Cortex Layer: Occupying roughly 75% of the hair structure, it’s a crucial component composed of fibrous proteins and natural pigment particles. It contains amino acids, proteins, melanin pigments, trace elements, and nutrients. Most dye acts on the cortex layer, removing melanin pigment from the hair and replacing it with artificial pigments to achieve the desired color.

Medulla Layer: This innermost layer constitutes about 10% of the hair structure. Fine and soft hair usually lacks a medulla layer.

Melanin: Also known as natural pigment, melanin consists of three primary pigment colors. Asians typically have a higher content of blue-red-yellow pigments in their hair. The more natural melanin a person’s hair contains, the darker the color. Conversely, lighter hair contains less natural pigment. Hair with more natural melanin presents challenges during dyeing, as it interferes with artificial pigments, affecting the desired color outcome and reducing the success rate.

To achieve hair coloring, dye first disrupts the three layers’ structure to allow dye penetration. This process breaks down the longitudinal and transverse connections of proteins, along with significant damage to the cortex’s melanin.

Dyeing Principle: It involves opening and acting on the cuticle and cortex layers through chemical substances. When dye and developer undergo a chemical reaction, ammonia in the dye opens the cuticle scales. Oxygen molecules released by the developer then combine with amino acids, causing artificial pigments to bond with natural pigments, resulting in color. The natural melanin in the hair is replaced during this process, and the hair swells several times its size. The deeper the penetration, the more stable the color. Different dyeing agents yield varying effects.

Relationship between Dye Characteristics and Hair: Different dye types yield different results depending on hair condition and nutritional content. Melanin in hair is sensitive to acidity and alkalinity, being more sensitive to alkalinity. With a pH of 10, proteins dissolve. Since the pH during dyeing is around 10, dyeing is more damaging to the hair than perming. Additionally, seawater and swimming pool water are alkaline, leading to hair dryness and yellowing.

Currently, the market categorizes dyeing products based on their performance into four types: temporary, permanent, oxidative semi-permanent, and oxidative permanent.

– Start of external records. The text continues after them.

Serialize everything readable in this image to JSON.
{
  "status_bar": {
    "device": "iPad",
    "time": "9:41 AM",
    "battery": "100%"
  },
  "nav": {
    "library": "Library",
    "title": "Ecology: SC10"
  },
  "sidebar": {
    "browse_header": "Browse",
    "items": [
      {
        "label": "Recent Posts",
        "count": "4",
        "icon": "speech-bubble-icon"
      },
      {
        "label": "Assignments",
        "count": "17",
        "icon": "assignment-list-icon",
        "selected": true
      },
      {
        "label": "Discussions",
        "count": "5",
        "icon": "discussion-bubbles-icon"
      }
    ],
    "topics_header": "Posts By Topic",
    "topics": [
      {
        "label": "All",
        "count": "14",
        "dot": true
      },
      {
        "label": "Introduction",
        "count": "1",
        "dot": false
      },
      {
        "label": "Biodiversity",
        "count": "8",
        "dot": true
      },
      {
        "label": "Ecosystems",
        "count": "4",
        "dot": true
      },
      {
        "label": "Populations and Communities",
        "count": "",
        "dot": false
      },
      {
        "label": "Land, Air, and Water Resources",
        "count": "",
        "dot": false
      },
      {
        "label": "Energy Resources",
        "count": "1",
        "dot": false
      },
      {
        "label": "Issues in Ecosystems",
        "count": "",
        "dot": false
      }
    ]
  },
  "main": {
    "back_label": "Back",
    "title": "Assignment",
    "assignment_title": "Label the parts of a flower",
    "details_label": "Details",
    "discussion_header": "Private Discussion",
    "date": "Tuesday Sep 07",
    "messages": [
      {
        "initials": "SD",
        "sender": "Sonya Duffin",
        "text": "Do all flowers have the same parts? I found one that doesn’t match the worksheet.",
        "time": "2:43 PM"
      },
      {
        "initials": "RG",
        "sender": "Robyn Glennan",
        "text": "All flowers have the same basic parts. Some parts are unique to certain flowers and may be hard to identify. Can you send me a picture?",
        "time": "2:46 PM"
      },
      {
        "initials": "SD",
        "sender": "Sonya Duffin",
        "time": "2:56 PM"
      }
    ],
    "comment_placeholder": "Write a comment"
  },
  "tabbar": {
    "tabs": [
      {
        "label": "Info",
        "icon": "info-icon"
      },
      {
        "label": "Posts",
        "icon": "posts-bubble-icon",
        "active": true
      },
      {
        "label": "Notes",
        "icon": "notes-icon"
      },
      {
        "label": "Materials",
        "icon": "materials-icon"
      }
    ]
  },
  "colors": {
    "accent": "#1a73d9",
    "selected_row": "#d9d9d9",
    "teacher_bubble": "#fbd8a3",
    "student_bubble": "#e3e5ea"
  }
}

  • Temporary Dye: Sprays or colored mud, also known as one-time dyes. They adhere temporarily to the cuticle layer, mostly water-soluble and disappear after washing, hence termed temporary dyes.
  • Semi-Permanent Dye: Uses different developers mixed with dyes, also known as semi-oxidative dyes. Theoretically, the color remains on the hair for 6 to 8 weeks or possibly shorter. Higher developer levels and semi-permanent dyes damage more cuticle scales and melanin, resulting in brighter colors and faster fading. Conversely, lower developer levels and dyes lead to less cuticle scale and melanin damage, slower fading, and longer retention. Generally, lighter dyes reduce melanin damage in the cortex, thereby reducing hair damage.
  • Permanent Dye: Common in salons, with a pH of 9-11, they rely on developers for coloring ability. The stronger the coloring ability, the greater the damage to the cuticle scales. Permanent dye includes various colors such as red, yellow, blue, etc. Different combinations yield different shades, adhering to the cortex and termed as alkaline oxidative dye.
  • Acidic Dye: Due to different compositions from the other two, they don’t require developer for oxidation. Hence, the coloring mostly stays on the cuticle layer and doesn’t penetrate the hair as alkaline dyes do. Permanent and semi-permanent dyes are alkaline, requiring developers and undergoing chemical reactions during coloring, while acidic dyes are physical and do not harm the hair.

In summary, their damaging effects on hair are as follows: temporary < semi-permanent < oxidative semi-permanent < oxidative permanent.

By Published On: December 29th, 2014Categories: Blog0 Comments on What’s the ideal frequency for hair dyeing?

Share This Story, Choose Your Platform!

Leave A Comment